Author:
Sabet, Christophe, Lecuit, Marc, Cabanes, Didier, Cossart, Pascale, Bierne, Hélène
Source:
Infection and immunity 2005 v.73 no.10 pp. 6912-6922
ISSN:
0019-9567
Subject:
DNA, Listeria monocytogenes, bacteria, consensus sequence, enzymes, genes, guinea pigs, humans, intravenous injection, listeriosis, mice, mutants, peptidoglycans, serotypes, surface proteins, virulence
Abstract:

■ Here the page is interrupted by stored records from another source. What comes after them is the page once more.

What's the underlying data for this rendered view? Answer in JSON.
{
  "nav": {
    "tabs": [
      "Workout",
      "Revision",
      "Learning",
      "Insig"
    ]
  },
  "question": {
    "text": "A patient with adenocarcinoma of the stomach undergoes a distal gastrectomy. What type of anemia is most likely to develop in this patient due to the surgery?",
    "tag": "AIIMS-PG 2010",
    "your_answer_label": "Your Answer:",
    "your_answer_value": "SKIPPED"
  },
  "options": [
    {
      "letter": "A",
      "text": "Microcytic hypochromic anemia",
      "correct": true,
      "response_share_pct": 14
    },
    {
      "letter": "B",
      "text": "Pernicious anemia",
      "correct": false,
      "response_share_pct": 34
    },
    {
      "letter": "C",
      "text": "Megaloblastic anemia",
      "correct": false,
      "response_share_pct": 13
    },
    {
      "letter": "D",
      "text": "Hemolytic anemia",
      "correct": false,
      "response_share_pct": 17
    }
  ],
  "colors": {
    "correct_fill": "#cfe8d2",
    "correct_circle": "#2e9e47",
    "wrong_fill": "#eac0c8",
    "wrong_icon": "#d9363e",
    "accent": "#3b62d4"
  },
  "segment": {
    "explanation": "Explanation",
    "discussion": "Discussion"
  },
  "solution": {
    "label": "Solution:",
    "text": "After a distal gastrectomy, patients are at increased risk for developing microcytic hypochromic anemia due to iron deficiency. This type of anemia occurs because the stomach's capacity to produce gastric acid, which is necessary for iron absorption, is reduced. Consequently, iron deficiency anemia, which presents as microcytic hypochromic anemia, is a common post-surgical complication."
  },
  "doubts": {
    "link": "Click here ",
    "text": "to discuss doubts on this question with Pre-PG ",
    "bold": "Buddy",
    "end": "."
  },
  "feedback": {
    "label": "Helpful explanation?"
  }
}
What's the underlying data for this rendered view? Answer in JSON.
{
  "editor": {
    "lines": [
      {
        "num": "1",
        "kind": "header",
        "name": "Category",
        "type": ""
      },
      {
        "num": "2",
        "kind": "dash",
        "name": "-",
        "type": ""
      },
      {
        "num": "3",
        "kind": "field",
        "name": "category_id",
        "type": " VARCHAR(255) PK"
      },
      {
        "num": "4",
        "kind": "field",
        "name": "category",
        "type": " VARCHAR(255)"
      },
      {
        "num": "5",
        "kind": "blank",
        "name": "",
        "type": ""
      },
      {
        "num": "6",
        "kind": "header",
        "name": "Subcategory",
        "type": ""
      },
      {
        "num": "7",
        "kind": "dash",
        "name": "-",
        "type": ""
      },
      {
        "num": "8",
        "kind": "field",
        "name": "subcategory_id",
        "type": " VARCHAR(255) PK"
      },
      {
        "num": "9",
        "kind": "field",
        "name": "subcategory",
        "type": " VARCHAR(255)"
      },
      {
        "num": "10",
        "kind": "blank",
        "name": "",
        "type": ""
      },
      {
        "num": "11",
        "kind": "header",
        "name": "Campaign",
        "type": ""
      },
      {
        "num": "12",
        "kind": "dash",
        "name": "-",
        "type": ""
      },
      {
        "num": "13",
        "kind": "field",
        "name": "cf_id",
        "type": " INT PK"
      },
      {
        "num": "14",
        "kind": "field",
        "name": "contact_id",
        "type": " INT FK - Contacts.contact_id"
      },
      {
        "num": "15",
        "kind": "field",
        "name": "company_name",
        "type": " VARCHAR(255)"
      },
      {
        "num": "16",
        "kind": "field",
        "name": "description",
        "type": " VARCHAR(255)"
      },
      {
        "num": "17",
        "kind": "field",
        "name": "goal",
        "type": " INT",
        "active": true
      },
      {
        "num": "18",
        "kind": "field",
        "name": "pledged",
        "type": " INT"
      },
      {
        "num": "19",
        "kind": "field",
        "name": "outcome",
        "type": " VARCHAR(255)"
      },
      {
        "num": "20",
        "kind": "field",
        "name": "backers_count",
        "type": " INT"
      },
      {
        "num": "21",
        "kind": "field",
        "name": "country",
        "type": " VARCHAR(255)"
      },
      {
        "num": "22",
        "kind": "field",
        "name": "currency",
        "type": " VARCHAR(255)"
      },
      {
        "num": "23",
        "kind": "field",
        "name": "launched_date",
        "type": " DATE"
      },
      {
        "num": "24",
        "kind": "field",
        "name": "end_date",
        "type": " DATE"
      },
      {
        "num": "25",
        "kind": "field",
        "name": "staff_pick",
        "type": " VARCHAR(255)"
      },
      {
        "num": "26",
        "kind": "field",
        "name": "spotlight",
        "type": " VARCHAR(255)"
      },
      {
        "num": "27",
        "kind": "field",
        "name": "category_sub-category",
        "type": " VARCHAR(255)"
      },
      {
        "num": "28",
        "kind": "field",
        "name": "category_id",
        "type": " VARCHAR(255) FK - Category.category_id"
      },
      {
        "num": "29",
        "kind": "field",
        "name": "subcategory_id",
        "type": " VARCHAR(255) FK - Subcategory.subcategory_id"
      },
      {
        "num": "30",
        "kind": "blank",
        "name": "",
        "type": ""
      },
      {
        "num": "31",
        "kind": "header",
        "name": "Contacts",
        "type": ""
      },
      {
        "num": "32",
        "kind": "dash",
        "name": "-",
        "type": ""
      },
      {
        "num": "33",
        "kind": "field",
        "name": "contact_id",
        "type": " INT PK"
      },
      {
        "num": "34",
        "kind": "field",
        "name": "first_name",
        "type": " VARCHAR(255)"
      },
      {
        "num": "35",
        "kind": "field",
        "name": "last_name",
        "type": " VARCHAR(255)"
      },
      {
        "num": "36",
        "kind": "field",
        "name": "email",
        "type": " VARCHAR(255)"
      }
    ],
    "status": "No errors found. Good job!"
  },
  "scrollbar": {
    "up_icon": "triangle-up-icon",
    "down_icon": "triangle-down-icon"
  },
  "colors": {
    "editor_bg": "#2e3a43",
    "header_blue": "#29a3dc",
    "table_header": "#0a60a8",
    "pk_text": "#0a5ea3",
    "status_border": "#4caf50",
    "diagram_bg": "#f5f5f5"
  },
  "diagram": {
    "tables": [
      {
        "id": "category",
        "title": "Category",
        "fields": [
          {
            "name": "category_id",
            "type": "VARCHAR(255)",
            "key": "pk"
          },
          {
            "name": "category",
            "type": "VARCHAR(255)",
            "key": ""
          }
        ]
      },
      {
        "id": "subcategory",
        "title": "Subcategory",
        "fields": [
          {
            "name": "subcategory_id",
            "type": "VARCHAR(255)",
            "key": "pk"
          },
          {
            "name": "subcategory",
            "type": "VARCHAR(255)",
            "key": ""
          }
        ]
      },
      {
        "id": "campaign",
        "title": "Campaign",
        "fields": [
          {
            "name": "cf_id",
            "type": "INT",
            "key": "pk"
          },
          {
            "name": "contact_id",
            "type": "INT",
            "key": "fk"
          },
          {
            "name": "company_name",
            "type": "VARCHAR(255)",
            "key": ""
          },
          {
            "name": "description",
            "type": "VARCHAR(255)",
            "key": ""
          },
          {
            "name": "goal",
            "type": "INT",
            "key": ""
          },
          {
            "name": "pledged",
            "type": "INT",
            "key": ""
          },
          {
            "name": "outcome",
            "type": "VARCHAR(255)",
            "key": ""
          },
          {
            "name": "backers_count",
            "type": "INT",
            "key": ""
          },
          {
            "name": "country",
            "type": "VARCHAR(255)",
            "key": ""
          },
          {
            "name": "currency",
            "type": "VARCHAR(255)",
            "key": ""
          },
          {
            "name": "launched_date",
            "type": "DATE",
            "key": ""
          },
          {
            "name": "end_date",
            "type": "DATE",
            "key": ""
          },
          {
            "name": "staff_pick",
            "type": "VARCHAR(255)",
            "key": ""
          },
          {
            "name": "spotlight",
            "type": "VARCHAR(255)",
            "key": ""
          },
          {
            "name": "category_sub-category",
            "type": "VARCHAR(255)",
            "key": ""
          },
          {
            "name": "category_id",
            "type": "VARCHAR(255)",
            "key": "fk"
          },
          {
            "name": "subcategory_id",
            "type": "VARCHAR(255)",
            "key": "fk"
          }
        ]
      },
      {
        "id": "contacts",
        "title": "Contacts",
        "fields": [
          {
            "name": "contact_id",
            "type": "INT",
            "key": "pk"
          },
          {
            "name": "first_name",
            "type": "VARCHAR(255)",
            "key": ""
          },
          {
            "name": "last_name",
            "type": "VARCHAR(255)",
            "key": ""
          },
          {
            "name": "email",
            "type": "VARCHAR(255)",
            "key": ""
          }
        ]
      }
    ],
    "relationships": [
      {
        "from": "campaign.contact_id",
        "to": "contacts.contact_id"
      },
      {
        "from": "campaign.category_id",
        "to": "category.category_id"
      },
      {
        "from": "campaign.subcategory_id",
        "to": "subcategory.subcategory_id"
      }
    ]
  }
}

Listeria monocytogenes expresses surface proteins covalently anchored to the peptidoglycan by sortase enzymes. Inactivation of srtA attenuates Listeria virulence in mice (H. Bierne, S. K. Mazmanian, M. Trost, M. G. Pucciarelli, G. Liu, P. Dehoux, L. Jansch, F. Garcia-del Portillo, O. Schneewind, and P. Cossart, Mol. Microbiol. 43:869-881, 2002). We show here that an srtA mutant is more attenuated than an internalin mutant in orally infected guinea pigs and transgenic mice expressing human E-cadherin (hEcad mice), indicating the involvement of other SrtA substrates, LPXTG proteins, in food-borne listeriosis. Data recently generated with a listerial DNA macroarray identified two LPXTG protein-encoding genes present in the genomes of L. monocytogenes strains and absent from all other Listeria species, inlI (lmo0333) and inlJ (lmo2821). They also revealed two other LPXTG protein-encoding genes, ORF29 and ORF2568, present only in a subclass of L. monocytogenes serovars, including the epidemic serovar 4b. We report here that an inlJ deletion mutant, in contrast to inlI and ORF29 mutants, is significantly attenuated in virulence after intravenous infection of mice or oral inoculation of hEcad mice. Interestingly, a [Delta]ORF2568 strain showed a slight increase in virulence. inlJ encodes a leucine-rich repeat (LRR) protein that is structurally related to the listerial invasion factor internalin. However, the consensus sequence of the InlJ LRR defines a novel subfamily of cysteine-containing LRRs in bacteria. In conclusion, this postgenomic approach identified InlJ as a new virulence factor among the proteins belonging to the internalin family in L. monocytogenes.
Agid:
266848